## Website and app data records
|---|
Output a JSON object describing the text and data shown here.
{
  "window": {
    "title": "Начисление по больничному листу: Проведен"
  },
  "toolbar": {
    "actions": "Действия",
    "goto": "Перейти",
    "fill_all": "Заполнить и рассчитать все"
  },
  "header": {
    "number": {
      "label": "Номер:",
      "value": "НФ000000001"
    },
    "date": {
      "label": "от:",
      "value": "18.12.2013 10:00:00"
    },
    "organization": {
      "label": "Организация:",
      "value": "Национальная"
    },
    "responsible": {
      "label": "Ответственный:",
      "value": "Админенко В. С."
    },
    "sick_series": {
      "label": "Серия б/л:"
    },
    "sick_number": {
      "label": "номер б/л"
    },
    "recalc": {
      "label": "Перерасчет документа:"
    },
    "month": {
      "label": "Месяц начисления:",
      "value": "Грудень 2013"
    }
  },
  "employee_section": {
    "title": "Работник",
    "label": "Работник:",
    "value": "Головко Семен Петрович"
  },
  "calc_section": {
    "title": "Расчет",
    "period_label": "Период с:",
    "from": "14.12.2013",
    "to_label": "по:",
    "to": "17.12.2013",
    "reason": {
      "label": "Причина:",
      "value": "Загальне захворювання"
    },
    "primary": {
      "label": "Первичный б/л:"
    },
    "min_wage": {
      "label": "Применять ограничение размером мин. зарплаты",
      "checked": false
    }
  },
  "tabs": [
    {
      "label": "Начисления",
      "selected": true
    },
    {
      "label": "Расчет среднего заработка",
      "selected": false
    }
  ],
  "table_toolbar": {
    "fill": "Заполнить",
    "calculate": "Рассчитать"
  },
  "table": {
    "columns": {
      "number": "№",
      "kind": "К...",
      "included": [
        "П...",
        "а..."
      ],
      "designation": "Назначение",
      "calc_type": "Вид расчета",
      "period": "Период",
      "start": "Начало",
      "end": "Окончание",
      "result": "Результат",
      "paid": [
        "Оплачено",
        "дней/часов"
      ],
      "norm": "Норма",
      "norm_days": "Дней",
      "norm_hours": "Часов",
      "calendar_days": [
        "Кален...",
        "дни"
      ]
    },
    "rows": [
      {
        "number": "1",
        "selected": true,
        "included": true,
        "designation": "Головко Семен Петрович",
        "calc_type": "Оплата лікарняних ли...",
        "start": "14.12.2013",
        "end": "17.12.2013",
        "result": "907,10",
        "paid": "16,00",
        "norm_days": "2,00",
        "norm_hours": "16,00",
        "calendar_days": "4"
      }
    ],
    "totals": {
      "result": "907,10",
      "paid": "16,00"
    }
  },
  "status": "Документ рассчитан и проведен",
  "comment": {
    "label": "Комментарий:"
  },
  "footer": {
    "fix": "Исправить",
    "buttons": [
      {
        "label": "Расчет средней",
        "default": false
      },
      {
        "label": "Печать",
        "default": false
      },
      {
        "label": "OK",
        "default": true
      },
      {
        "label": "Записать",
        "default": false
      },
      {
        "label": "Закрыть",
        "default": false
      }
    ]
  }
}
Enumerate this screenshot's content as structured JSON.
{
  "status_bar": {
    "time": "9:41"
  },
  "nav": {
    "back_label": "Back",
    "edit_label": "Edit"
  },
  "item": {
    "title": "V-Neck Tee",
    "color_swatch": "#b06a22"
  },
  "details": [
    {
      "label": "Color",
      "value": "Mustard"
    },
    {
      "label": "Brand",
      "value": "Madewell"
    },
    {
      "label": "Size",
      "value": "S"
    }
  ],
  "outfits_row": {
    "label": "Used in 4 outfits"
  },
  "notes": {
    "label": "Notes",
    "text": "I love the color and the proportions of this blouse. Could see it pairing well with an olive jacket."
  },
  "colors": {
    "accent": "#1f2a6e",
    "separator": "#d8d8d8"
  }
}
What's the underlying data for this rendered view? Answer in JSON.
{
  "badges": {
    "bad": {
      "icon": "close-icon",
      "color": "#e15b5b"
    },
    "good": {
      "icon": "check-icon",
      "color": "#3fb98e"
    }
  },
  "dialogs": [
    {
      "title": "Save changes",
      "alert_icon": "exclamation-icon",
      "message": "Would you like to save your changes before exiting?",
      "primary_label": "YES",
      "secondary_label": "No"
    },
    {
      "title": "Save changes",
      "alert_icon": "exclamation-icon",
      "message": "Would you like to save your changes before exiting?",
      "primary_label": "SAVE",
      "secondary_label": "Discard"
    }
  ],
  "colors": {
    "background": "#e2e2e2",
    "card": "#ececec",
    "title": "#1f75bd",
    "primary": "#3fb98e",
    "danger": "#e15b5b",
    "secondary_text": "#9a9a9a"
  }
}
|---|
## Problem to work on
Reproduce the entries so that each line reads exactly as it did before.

## Solution for this task
Output a JSON object describing the text and data shown here.
{
  "window": {
    "title": "Начисление по больничному листу: Проведен"
  },
  "toolbar": {
    "actions": "Действия",
    "goto": "Перейти",
    "fill_all": "Заполнить и рассчитать все"
  },
  "header": {
    "number": {
      "label": "Номер:",
      "value": "НФ000000001"
    },
    "date": {
      "label": "от:",
      "value": "18.12.2013 10:00:00"
    },
    "organization": {
      "label": "Организация:",
      "value": "Национальная"
    },
    "responsible": {
      "label": "Ответственный:",
      "value": "Админенко В. С."
    },
    "sick_series": {
      "label": "Серия б/л:"
    },
    "sick_number": {
      "label": "номер б/л"
    },
    "recalc": {
      "label": "Перерасчет документа:"
    },
    "month": {
      "label": "Месяц начисления:",
      "value": "Грудень 2013"
    }
  },
  "employee_section": {
    "title": "Работник",
    "label": "Работник:",
    "value": "Головко Семен Петрович"
  },
  "calc_section": {
    "title": "Расчет",
    "period_label": "Период с:",
    "from": "14.12.2013",
    "to_label": "по:",
    "to": "17.12.2013",
    "reason": {
      "label": "Причина:",
      "value": "Загальне захворювання"
    },
    "primary": {
      "label": "Первичный б/л:"
    },
    "min_wage": {
      "label": "Применять ограничение размером мин. зарплаты",
      "checked": false
    }
  },
  "tabs": [
    {
      "label": "Начисления",
      "selected": true
    },
    {
      "label": "Расчет среднего заработка",
      "selected": false
    }
  ],
  "table_toolbar": {
    "fill": "Заполнить",
    "calculate": "Рассчитать"
  },
  "table": {
    "columns": {
      "number": "№",
      "kind": "К...",
      "included": [
        "П...",
        "а..."
      ],
      "designation": "Назначение",
      "calc_type": "Вид расчета",
      "period": "Период",
      "start": "Начало",
      "end": "Окончание",
      "result": "Результат",
      "paid": [
        "Оплачено",
        "дней/часов"
      ],
      "norm": "Норма",
      "norm_days": "Дней",
      "norm_hours": "Часов",
      "calendar_days": [
        "Кален...",
        "дни"
      ]
    },
    "rows": [
      {
        "number": "1",
        "selected": true,
        "included": true,
        "designation": "Головко Семен Петрович",
        "calc_type": "Оплата лікарняних ли...",
        "start": "14.12.2013",
        "end": "17.12.2013",
        "result": "907,10",
        "paid": "16,00",
        "norm_days": "2,00",
        "norm_hours": "16,00",
        "calendar_days": "4"
      }
    ],
    "totals": {
      "result": "907,10",
      "paid": "16,00"
    }
  },
  "status": "Документ рассчитан и проведен",
  "comment": {
    "label": "Комментарий:"
  },
  "footer": {
    "fix": "Исправить",
    "buttons": [
      {
        "label": "Расчет средней",
        "default": false
      },
      {
        "label": "Печать",
        "default": false
      },
      {
        "label": "OK",
        "default": true
      },
      {
        "label": "Записать",
        "default": false
      },
      {
        "label": "Закрыть",
        "default": false
      }
    ]
  }
}
Enumerate this screenshot's content as structured JSON.
{
  "status_bar": {
    "time": "9:41"
  },
  "nav": {
    "back_label": "Back",
    "edit_label": "Edit"
  },
  "item": {
    "title": "V-Neck Tee",
    "color_swatch": "#b06a22"
  },
  "details": [
    {
      "label": "Color",
      "value": "Mustard"
    },
    {
      "label": "Brand",
      "value": "Madewell"
    },
    {
      "label": "Size",
      "value": "S"
    }
  ],
  "outfits_row": {
    "label": "Used in 4 outfits"
  },
  "notes": {
    "label": "Notes",
    "text": "I love the color and the proportions of this blouse. Could see it pairing well with an olive jacket."
  },
  "colors": {
    "accent": "#1f2a6e",
    "separator": "#d8d8d8"
  }
}
What's the underlying data for this rendered view? Answer in JSON.
{
  "badges": {
    "bad": {
      "icon": "close-icon",
      "color": "#e15b5b"
    },
    "good": {
      "icon": "check-icon",
      "color": "#3fb98e"
    }
  },
  "dialogs": [
    {
      "title": "Save changes",
      "alert_icon": "exclamation-icon",
      "message": "Would you like to save your changes before exiting?",
      "primary_label": "YES",
      "secondary_label": "No"
    },
    {
      "title": "Save changes",
      "alert_icon": "exclamation-icon",
      "message": "Would you like to save your changes before exiting?",
      "primary_label": "SAVE",
      "secondary_label": "Discard"
    }
  ],
  "colors": {
    "background": "#e2e2e2",
    "card": "#ececec",
    "title": "#1f75bd",
    "primary": "#3fb98e",
    "danger": "#e15b5b",
    "secondary_text": "#9a9a9a"
  }
}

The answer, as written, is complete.